We set up clear boundaries so that we know where our responsibility lies to all parties. Supervised Visitation refers to the interaction between a parent who is not in custody and one or more children in the presence of a neutral third party responsible for monitoring and trying to ensure the safety of all those involved, including parents and children. It helps the child(ren) to maintain a relationship with both parents, without placing them in the center of the difficulties and tension of their parents.
A judge may order Supervised Visitation for a number of reasons, such as:
- To give the visiting parent an opportunity to address various issues;
- To help bring back a parent and a child after a long absence;
- To introduce a parent and a child when there is no existing relationship between them;
- Where there is a history or accusations of domestic violence, child abuse and neglect or abuse of substances;
- If there are questions about parenting or mental illness;
- If there is a risk of kidnapping from relatives.
Supervised visits, sometimes a judge may allow a child to have contact with a parent only when a neutral third person is present during the meeting, depending on protection and safety concerns. This form of arrangement for third-party visitation is often referred to as "supervised visitation."
We take notes (observations of the visit) and write a written report in the course of our work. Such findings include a thorough description of the events and interactions that occurred during the course of the controlled interaction between the non-custodial parent and the (child). It also includes: the name of the case, the judge, and the number of the department; the date and time of the Supervised Visitation; the names of individuals attending the visit; the interests of the parent in custody and the parent in custody; and the grounds for stopping or halting the visit (if any).
We keep these documents in the database of our clients until they are requested. If we are subpoenaed to go to trial on a case the only thing we can do is attest to our report's material. We are not going to give our opinion because we are not qualified to do so. We don't see what happens outside of the supervised contact with the non-custodial parent, nor do we see what happens outside of providing visiting services with the custodial parent. We don't usually do summary reports for this purpose.
Before deciding on custody, a judge must weigh the history of domestic violence by either partner. Generally speaking, if the court finds there has been a history of abuse, a judge may include strict provisions in your custody order to prevent potential violence or abuse.
For example, a judge often will allow supervised visits throughout interactions between the abusive parent and child to ensure the safety of the child. Visits may be monitored in a center with approved supervisors or in the presence of a mutually agreeable third party. In either case, it is visited by the aim of supervision to ensure that the child is not left alone with the abusive parent. In other cases, a court may order a parent-child incremental visit until a judge feels secure that the child is safe in the care of the parent.

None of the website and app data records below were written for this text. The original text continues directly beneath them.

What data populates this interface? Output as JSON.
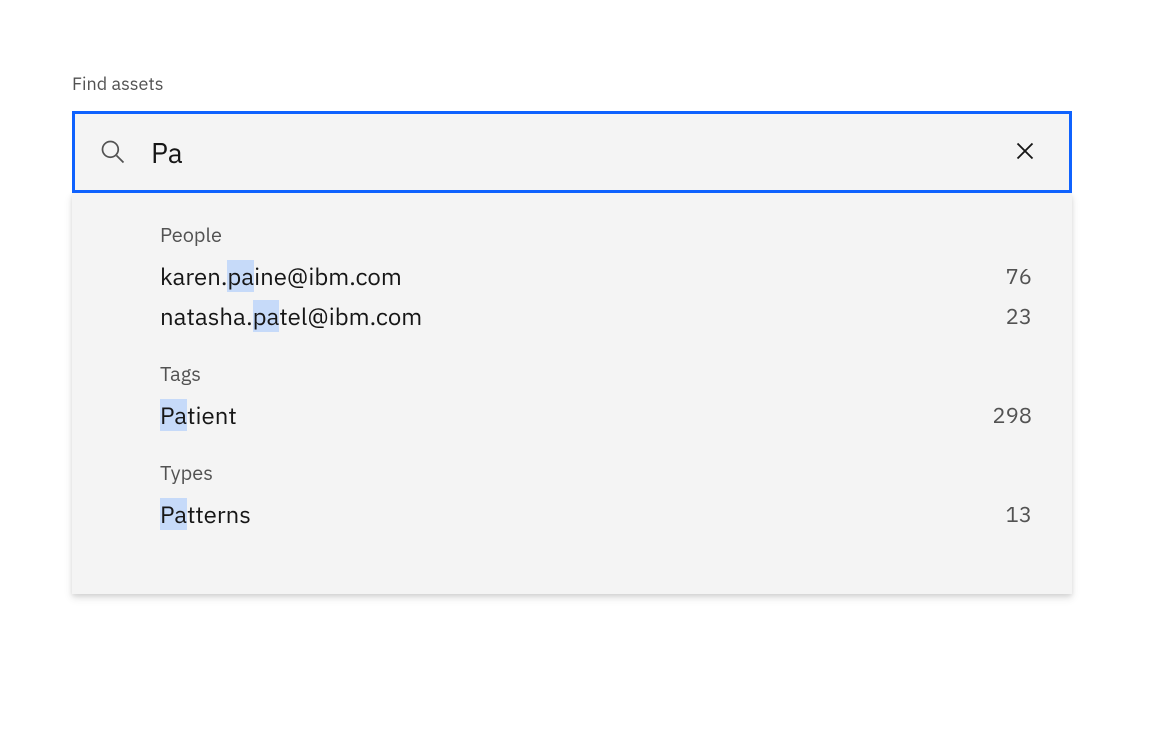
{
  "label": "Find assets",
  "search": {
    "value": "Pa"
  },
  "groups": [
    {
      "label": "People",
      "items": [
        {
          "prefix": "karen.",
          "highlight": "pa",
          "suffix": "ine@ibm.com",
          "count": "76"
        },
        {
          "prefix": "natasha.",
          "highlight": "pa",
          "suffix": "tel@ibm.com",
          "count": "23"
        }
      ]
    },
    {
      "label": "Tags",
      "items": [
        {
          "prefix": "",
          "highlight": "Pa",
          "suffix": "tient",
          "count": "298"
        }
      ]
    },
    {
      "label": "Types",
      "items": [
        {
          "prefix": "",
          "highlight": "Pa",
          "suffix": "tterns",
          "count": "13"
        }
      ]
    }
  ]
}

I am so glad you are dedicated to getting the most out of your sessions. Your active participation and dedication will be crucial to your success.
The judge makes a decision based on the financial situation of the parents and the details provided by the attorney. For most cases, the individual being tracked pays the charges for the monitoring. The parents share the costs, however, depending on the circumstances, whether the family and friends pay the fee.
For situations where a child has been placed in a foster home by court orders or a government child welfare agency, and the objective is reunification, the birth mother, father and/or guardian must meet the child during therapeutic supervised visits. In these situations, a mental health professional can help the family work through a variety of situations, including high conflict differences, to give them the expertise and insight needed to resolve issues more effectively and avoid problems such as domestic violence.
Safe Exchange, also referred to as "Supervised Exchanges," is an experience of the child(ren) being passed from one parent to another. Precautions are taken to ensure that there are no contacts between the two parents or other individuals sharing the child(ren).